US commits $5 billion for AIDS, TB, and malaria programs
The United States has committed up to $5 billion for global efforts to fight AIDS, tuberculosis (TB), and malaria over the next 3 years, representing a $1 billion increase over the last 3-year pledge, said a PR Newswire release yesterday.
President Obama made the announcement in recognition of the Dec 1 World AIDS Day. The United States has been the world leader in monetary pledges to the Global Fund to Fight AIDS, Tuberculosis and Malaria since its establishment in 2002. The new US contribution will be $1 for every $2 provided through 2016 by other donors, up to a maximum of $5 billion.
The Global Fund, the largest public health financier in the world, provides most of the international funding for TB treatment, prevention, and care programs, more than half of funding for malaria, and a fifth of AIDS funding, according to the news release.
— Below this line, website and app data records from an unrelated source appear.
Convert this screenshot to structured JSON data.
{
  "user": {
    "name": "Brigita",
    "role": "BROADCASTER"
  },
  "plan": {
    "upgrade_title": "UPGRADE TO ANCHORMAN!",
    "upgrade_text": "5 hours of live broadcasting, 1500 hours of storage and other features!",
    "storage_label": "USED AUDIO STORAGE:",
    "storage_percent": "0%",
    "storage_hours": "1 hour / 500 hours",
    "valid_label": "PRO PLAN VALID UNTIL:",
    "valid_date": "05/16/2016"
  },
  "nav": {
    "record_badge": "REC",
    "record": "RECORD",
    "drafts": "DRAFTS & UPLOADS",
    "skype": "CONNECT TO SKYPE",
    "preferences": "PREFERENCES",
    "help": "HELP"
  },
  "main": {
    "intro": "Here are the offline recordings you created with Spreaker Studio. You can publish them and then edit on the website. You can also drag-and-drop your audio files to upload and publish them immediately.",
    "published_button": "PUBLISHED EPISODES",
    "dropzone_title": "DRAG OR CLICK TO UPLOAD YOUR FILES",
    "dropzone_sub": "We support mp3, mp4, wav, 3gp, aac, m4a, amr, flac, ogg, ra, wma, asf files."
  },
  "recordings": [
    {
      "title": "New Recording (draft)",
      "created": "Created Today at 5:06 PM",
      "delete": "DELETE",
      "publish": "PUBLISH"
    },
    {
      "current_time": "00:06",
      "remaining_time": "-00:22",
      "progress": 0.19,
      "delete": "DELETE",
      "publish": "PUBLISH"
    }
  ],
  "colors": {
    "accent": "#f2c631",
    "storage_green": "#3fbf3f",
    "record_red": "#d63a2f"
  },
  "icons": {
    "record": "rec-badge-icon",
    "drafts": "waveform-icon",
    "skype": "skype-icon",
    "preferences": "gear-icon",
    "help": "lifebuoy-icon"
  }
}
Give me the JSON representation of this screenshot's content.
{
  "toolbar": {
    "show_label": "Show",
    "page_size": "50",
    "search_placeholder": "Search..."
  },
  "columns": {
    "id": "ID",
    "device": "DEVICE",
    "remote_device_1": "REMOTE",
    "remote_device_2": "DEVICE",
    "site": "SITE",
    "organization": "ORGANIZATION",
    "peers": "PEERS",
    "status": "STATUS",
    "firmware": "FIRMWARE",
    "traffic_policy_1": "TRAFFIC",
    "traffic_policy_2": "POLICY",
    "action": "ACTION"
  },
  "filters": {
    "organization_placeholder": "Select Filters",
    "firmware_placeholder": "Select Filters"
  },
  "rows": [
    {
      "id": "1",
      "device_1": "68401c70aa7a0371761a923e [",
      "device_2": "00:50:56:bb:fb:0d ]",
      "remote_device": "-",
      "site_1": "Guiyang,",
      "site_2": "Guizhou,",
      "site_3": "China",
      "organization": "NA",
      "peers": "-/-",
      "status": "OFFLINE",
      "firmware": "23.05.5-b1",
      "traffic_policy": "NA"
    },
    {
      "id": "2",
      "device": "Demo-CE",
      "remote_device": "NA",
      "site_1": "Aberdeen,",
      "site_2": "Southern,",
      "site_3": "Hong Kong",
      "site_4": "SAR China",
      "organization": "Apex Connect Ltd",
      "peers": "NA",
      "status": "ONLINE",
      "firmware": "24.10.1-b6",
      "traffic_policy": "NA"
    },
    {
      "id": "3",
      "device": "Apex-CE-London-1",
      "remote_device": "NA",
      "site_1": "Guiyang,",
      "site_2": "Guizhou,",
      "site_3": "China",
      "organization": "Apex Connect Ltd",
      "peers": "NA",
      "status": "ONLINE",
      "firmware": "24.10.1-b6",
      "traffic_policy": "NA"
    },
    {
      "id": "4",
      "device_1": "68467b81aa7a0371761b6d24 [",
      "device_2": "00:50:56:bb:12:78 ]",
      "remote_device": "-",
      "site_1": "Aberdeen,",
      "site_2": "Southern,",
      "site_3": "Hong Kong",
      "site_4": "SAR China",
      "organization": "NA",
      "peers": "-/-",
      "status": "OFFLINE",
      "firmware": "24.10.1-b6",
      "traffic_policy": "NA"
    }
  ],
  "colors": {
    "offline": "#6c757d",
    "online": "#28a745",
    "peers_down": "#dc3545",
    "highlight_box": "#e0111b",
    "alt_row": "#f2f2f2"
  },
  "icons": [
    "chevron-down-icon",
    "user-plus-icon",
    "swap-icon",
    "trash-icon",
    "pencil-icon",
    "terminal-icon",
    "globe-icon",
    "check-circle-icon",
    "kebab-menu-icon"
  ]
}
Its work helps save 100,000 lives each month.
Among other country's pledges so far are the United Kingdom with $1.6 billion, several Nordic countries at a combined $750 million, Canada at $650 million, and the Republic of Korea, which is both a grantee and a donor, at $6 million. In addition, private foundations have committed to funding the effort, including Indonesia's Tahir Foundation and the Bill & Melinda Gates Foundation, each giving $65 million over 5 years, and Chevron giving $5 million over 2 years.
Said Deb Derrick, president of Friends of the Global Fight Against AIDS, Tuberculosis, and Malaria, "Together, not only can we control these diseases, we can extend better health for all members of our human family."
Dec 2 PR Newswire release
Friends of the Global Fight Web site
Study: Accuracy of flu prediction tool varied over season
A modeling tool's accuracy in predicting the peak of flu activity within 1 week was low early in the 2012-13 season but climbed to 63% in the weeks immediately preceding peak activity, according to a study today in Nature Communications.
US researchers developed the tool using data from the 2003-04 season through the 2011-12 season for 115 US cities, excluding pandemic years. They then used the model to make weekly forecasts in real time for 108 cities during last year's flu season. They then looked retrospectively to compare the predictions to actual peaks of virus activity in each city.
Early in the season, in late November, the tool was accurate for only 18.5% of cities. The rate climbed to 47.3% on Dec 21 and 63.1% on Jan 4—week 52. Of course, by that week, some municipalities had already seen their seasonal peak, guaranteeing accuracy for those cities. Most cities experienced peak flu activity from week 1 to 4 of 2013.
The tool accurately predicted peak flu activity for some cities, such as Birmingham, Ala.; Kansas City, Mo.; and Buffalo, N.Y., throughout the season. But it never predicted well for some cities, such as Chicago and New Orleans.
The authors write that their technique more accurately predicts seasonal influenza peaks for US cities compared with previous models.
Dec 3 Nat Commun abstract